The treated wastewater from our two treatment plants is released over five miles out into the ocean at a depth of two hundred feet below the surface of the water. To ensure that the marine environment and public health are protected, the Orange County Sanitation District has maintained an extensive ocean monitoring program for over 40 years. The monitoring program is specified in OCSD’s Ocean Discharge Permit which is issued jointly by the United States Environmental Protection Agency, Region 9 and the Regional Water Quality Control Board, Santa Ana Region 8.
OCSD scientists make sure that the ocean is safe for swimming, fish are safe to eat, and that animal populations are healthy. We do this through a tri-phase ocean monitoring program. The core phase consists of conducting marine population assessments (fish and invertebrates), fish tissue contaminant analysis (seafood safety), checking the ocean bottom (mud) for chemical contaminants, water quality assessments, and wastewater and sediment toxicity testing. The regional monitoring phase consists of coastal marine studies in cooperation with other entities throughout the southern California region. The strategic process studies phase can take various forms.

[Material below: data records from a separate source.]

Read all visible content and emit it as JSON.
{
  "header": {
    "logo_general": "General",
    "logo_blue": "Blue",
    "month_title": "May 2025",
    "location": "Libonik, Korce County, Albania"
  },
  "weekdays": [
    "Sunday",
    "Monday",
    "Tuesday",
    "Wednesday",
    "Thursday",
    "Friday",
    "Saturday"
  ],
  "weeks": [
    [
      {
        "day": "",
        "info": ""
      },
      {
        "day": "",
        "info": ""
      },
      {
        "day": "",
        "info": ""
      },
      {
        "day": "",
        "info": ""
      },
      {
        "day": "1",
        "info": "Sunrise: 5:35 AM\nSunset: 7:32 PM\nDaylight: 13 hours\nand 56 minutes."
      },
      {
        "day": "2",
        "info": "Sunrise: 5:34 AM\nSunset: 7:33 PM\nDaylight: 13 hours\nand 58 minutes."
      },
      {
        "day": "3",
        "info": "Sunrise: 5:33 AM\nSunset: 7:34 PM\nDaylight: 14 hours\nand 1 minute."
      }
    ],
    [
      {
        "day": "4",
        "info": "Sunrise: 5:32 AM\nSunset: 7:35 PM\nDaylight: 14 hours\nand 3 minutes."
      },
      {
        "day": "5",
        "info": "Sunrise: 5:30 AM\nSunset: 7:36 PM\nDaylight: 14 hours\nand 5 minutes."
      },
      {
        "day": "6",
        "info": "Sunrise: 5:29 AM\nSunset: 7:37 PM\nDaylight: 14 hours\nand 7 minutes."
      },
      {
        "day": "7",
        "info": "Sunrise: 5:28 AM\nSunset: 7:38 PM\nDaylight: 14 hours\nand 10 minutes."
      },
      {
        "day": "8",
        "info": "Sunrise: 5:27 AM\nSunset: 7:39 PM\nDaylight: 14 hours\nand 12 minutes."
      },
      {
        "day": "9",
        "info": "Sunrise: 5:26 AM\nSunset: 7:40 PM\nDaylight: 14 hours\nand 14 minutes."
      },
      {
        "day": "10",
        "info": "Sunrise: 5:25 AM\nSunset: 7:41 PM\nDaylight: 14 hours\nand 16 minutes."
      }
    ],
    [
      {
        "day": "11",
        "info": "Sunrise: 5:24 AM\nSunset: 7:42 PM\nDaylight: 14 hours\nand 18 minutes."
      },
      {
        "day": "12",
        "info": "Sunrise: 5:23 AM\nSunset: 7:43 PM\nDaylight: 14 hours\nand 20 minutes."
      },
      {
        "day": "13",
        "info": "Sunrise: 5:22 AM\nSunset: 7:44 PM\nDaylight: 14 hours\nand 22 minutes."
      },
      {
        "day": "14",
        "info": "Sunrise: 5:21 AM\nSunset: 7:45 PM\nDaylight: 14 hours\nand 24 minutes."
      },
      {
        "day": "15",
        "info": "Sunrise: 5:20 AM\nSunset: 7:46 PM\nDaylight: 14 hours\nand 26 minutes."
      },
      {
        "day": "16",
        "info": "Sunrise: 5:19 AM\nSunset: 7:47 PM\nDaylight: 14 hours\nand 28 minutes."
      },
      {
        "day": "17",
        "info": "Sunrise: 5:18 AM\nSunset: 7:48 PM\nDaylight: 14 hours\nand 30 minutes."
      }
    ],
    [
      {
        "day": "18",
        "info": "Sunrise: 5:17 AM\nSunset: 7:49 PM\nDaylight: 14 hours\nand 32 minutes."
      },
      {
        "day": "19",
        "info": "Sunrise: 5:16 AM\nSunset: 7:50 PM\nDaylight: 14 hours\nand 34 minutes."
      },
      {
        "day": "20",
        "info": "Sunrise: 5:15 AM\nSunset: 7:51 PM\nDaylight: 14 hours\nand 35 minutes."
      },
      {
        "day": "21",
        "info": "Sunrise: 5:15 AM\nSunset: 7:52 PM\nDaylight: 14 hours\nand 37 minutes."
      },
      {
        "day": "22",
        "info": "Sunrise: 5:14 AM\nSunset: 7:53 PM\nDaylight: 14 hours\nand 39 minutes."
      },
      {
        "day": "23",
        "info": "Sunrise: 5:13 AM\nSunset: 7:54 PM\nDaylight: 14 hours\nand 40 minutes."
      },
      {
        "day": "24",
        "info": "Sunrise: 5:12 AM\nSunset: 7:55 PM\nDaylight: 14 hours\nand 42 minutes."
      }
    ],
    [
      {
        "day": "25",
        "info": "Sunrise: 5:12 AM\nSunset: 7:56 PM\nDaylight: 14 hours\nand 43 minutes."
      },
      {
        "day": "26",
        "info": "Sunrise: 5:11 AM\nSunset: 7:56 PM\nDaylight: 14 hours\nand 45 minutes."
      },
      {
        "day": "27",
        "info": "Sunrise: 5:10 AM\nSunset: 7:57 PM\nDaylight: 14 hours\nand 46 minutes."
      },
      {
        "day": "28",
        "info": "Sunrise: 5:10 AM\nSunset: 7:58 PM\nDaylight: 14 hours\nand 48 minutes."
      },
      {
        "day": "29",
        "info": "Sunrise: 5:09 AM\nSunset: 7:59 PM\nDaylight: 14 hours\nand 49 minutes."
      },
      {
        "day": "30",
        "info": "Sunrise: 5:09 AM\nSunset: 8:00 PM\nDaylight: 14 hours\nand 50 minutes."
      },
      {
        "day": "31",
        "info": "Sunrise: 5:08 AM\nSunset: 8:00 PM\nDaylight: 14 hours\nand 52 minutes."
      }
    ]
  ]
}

For example, they can be studies that answer questions raised, but not answered, in the core monitoring phase, in anticipation of new environmental regulations from our State and Federal regulators, or testing new methods that may make our program better.
The program's results are published each year in the Marine Monitoring Annual Report. The reports are provided to regulators, the scientific community, and the public here.
In addition, surfzone samples are collected in ankle deep water at 38 stations along 21 miles of shoreline including Newport Beach and Huntington Beach to assess water quality. These samples are analyzed for three indicator bacteria that the Orange County Health Care Agency uses to determine the presence of harmful pathogens and the safety of beach recreation.
Surfzone sampling is conducted every week by OCSD staff and results are transmitted to Orange County Health officials who determine the potential public health risks. The results are posted on OCSD’s Laboratory webpage and up-to-date beach water quality information can be found on Orange County Health Care Agency’s website.